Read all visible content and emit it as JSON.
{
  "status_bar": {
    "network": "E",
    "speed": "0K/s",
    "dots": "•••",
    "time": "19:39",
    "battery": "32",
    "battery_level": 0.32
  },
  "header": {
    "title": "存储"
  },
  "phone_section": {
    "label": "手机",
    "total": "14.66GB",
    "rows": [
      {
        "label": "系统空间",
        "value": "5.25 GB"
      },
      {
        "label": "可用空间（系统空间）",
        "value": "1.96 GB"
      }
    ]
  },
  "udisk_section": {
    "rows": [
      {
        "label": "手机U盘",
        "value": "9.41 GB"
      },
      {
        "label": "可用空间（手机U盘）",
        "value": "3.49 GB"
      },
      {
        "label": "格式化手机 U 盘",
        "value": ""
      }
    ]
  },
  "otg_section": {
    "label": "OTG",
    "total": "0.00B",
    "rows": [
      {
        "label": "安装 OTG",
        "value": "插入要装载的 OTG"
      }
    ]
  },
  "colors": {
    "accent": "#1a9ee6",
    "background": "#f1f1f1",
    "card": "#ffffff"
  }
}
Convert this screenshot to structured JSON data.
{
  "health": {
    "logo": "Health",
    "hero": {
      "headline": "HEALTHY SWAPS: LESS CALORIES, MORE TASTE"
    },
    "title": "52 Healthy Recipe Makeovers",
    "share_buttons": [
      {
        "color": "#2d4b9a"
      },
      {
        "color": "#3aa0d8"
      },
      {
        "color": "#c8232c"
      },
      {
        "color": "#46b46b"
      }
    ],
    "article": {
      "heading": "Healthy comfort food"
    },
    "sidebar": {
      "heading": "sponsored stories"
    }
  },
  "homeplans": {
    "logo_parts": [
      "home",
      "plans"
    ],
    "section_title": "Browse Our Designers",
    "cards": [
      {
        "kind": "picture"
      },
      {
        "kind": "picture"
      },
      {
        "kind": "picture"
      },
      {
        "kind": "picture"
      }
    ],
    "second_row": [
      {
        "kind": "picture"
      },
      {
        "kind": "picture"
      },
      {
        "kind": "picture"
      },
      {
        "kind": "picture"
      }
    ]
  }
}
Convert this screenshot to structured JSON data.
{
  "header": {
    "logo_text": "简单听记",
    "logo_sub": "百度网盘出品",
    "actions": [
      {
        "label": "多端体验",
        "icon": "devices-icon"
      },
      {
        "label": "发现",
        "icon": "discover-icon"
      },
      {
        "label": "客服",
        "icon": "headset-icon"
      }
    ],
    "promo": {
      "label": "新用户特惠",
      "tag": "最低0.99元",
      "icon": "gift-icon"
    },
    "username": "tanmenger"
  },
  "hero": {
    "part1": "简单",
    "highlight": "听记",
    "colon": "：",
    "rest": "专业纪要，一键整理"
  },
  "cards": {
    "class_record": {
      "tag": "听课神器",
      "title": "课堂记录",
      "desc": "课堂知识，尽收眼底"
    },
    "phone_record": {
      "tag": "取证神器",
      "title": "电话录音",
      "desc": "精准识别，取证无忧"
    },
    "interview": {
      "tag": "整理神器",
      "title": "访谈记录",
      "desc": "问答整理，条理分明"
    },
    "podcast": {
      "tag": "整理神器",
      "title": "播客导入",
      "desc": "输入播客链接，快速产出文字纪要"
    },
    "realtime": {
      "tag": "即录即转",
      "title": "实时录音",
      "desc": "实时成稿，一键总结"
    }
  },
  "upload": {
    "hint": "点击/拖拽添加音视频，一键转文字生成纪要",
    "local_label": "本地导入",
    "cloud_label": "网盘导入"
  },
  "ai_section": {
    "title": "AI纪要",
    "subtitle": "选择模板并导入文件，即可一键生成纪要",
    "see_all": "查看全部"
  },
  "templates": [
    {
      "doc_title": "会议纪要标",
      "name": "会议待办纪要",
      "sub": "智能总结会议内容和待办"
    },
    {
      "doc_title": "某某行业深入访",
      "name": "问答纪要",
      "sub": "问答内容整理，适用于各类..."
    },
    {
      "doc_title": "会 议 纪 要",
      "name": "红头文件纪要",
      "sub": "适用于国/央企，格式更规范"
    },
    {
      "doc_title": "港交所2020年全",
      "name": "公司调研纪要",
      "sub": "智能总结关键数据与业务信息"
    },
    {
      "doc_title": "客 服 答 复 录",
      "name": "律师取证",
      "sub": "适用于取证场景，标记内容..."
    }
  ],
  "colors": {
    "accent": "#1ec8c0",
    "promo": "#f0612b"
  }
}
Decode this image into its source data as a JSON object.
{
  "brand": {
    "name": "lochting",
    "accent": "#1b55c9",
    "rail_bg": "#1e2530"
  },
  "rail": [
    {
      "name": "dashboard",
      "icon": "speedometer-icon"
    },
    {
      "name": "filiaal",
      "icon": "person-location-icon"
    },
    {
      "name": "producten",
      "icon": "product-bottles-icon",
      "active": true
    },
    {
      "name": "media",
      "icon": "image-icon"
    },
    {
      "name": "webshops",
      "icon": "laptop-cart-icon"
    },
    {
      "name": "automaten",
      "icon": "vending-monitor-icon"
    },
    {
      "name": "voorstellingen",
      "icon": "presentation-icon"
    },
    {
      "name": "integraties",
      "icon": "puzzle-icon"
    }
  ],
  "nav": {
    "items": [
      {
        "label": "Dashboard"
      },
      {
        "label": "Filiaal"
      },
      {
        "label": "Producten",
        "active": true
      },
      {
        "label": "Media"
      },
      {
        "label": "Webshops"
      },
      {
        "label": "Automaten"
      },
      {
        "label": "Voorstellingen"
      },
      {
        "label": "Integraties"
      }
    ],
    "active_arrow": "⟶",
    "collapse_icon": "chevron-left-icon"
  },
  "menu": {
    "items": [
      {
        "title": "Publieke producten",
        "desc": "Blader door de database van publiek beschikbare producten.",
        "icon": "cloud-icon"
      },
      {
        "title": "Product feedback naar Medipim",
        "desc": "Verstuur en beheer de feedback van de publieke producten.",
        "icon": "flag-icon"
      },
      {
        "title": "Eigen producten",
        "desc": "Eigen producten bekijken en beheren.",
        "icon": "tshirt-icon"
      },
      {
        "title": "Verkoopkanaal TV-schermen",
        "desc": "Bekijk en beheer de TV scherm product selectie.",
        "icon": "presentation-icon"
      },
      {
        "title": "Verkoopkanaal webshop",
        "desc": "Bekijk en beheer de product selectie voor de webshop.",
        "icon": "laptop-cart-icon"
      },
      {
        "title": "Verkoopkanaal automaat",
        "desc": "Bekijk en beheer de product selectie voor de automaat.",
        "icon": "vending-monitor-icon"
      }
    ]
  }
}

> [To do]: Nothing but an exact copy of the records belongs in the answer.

> [Answer]:
Read all visible content and emit it as JSON.
{
  "status_bar": {
    "network": "E",
    "speed": "0K/s",
    "dots": "•••",
    "time": "19:39",
    "battery": "32",
    "battery_level": 0.32
  },
  "header": {
    "title": "存储"
  },
  "phone_section": {
    "label": "手机",
    "total": "14.66GB",
    "rows": [
      {
        "label": "系统空间",
        "value": "5.25 GB"
      },
      {
        "label": "可用空间（系统空间）",
        "value": "1.96 GB"
      }
    ]
  },
  "udisk_section": {
    "rows": [
      {
        "label": "手机U盘",
        "value": "9.41 GB"
      },
      {
        "label": "可用空间（手机U盘）",
        "value": "3.49 GB"
      },
      {
        "label": "格式化手机 U 盘",
        "value": ""
      }
    ]
  },
  "otg_section": {
    "label": "OTG",
    "total": "0.00B",
    "rows": [
      {
        "label": "安装 OTG",
        "value": "插入要装载的 OTG"
      }
    ]
  },
  "colors": {
    "accent": "#1a9ee6",
    "background": "#f1f1f1",
    "card": "#ffffff"
  }
}
Convert this screenshot to structured JSON data.
{
  "health": {
    "logo": "Health",
    "hero": {
      "headline": "HEALTHY SWAPS: LESS CALORIES, MORE TASTE"
    },
    "title": "52 Healthy Recipe Makeovers",
    "share_buttons": [
      {
        "color": "#2d4b9a"
      },
      {
        "color": "#3aa0d8"
      },
      {
        "color": "#c8232c"
      },
      {
        "color": "#46b46b"
      }
    ],
    "article": {
      "heading": "Healthy comfort food"
    },
    "sidebar": {
      "heading": "sponsored stories"
    }
  },
  "homeplans": {
    "logo_parts": [
      "home",
      "plans"
    ],
    "section_title": "Browse Our Designers",
    "cards": [
      {
        "kind": "picture"
      },
      {
        "kind": "picture"
      },
      {
        "kind": "picture"
      },
      {
        "kind": "picture"
      }
    ],
    "second_row": [
      {
        "kind": "picture"
      },
      {
        "kind": "picture"
      },
      {
        "kind": "picture"
      },
      {
        "kind": "picture"
      }
    ]
  }
}
Convert this screenshot to structured JSON data.
{
  "header": {
    "logo_text": "简单听记",
    "logo_sub": "百度网盘出品",
    "actions": [
      {
        "label": "多端体验",
        "icon": "devices-icon"
      },
      {
        "label": "发现",
        "icon": "discover-icon"
      },
      {
        "label": "客服",
        "icon": "headset-icon"
      }
    ],
    "promo": {
      "label": "新用户特惠",
      "tag": "最低0.99元",
      "icon": "gift-icon"
    },
    "username": "tanmenger"
  },
  "hero": {
    "part1": "简单",
    "highlight": "听记",
    "colon": "：",
    "rest": "专业纪要，一键整理"
  },
  "cards": {
    "class_record": {
      "tag": "听课神器",
      "title": "课堂记录",
      "desc": "课堂知识，尽收眼底"
    },
    "phone_record": {
      "tag": "取证神器",
      "title": "电话录音",
      "desc": "精准识别，取证无忧"
    },
    "interview": {
      "tag": "整理神器",
      "title": "访谈记录",
      "desc": "问答整理，条理分明"
    },
    "podcast": {
      "tag": "整理神器",
      "title": "播客导入",
      "desc": "输入播客链接，快速产出文字纪要"
    },
    "realtime": {
      "tag": "即录即转",
      "title": "实时录音",
      "desc": "实时成稿，一键总结"
    }
  },
  "upload": {
    "hint": "点击/拖拽添加音视频，一键转文字生成纪要",
    "local_label": "本地导入",
    "cloud_label": "网盘导入"
  },
  "ai_section": {
    "title": "AI纪要",
    "subtitle": "选择模板并导入文件，即可一键生成纪要",
    "see_all": "查看全部"
  },
  "templates": [
    {
      "doc_title": "会议纪要标",
      "name": "会议待办纪要",
      "sub": "智能总结会议内容和待办"
    },
    {
      "doc_title": "某某行业深入访",
      "name": "问答纪要",
      "sub": "问答内容整理，适用于各类..."
    },
    {
      "doc_title": "会 议 纪 要",
      "name": "红头文件纪要",
      "sub": "适用于国/央企，格式更规范"
    },
    {
      "doc_title": "港交所2020年全",
      "name": "公司调研纪要",
      "sub": "智能总结关键数据与业务信息"
    },
    {
      "doc_title": "客 服 答 复 录",
      "name": "律师取证",
      "sub": "适用于取证场景，标记内容..."
    }
  ],
  "colors": {
    "accent": "#1ec8c0",
    "promo": "#f0612b"
  }
}
Decode this image into its source data as a JSON object.
{
  "brand": {
    "name": "lochting",
    "accent": "#1b55c9",
    "rail_bg": "#1e2530"
  },
  "rail": [
    {
      "name": "dashboard",
      "icon": "speedometer-icon"
    },
    {
      "name": "filiaal",
      "icon": "person-location-icon"
    },
    {
      "name": "producten",
      "icon": "product-bottles-icon",
      "active": true
    },
    {
      "name": "media",
      "icon": "image-icon"
    },
    {
      "name": "webshops",
      "icon": "laptop-cart-icon"
    },
    {
      "name": "automaten",
      "icon": "vending-monitor-icon"
    },
    {
      "name": "voorstellingen",
      "icon": "presentation-icon"
    },
    {
      "name": "integraties",
      "icon": "puzzle-icon"
    }
  ],
  "nav": {
    "items": [
      {
        "label": "Dashboard"
      },
      {
        "label": "Filiaal"
      },
      {
        "label": "Producten",
        "active": true
      },
      {
        "label": "Media"
      },
      {
        "label": "Webshops"
      },
      {
        "label": "Automaten"
      },
      {
        "label": "Voorstellingen"
      },
      {
        "label": "Integraties"
      }
    ],
    "active_arrow": "⟶",
    "collapse_icon": "chevron-left-icon"
  },
  "menu": {
    "items": [
      {
        "title": "Publieke producten",
        "desc": "Blader door de database van publiek beschikbare producten.",
        "icon": "cloud-icon"
      },
      {
        "title": "Product feedback naar Medipim",
        "desc": "Verstuur en beheer de feedback van de publieke producten.",
        "icon": "flag-icon"
      },
      {
        "title": "Eigen producten",
        "desc": "Eigen producten bekijken en beheren.",
        "icon": "tshirt-icon"
      },
      {
        "title": "Verkoopkanaal TV-schermen",
        "desc": "Bekijk en beheer de TV scherm product selectie.",
        "icon": "presentation-icon"
      },
      {
        "title": "Verkoopkanaal webshop",
        "desc": "Bekijk en beheer de product selectie voor de webshop.",
        "icon": "laptop-cart-icon"
      },
      {
        "title": "Verkoopkanaal automaat",
        "desc": "Bekijk en beheer de product selectie voor de automaat.",
        "icon": "vending-monitor-icon"
      }
    ]
  }
}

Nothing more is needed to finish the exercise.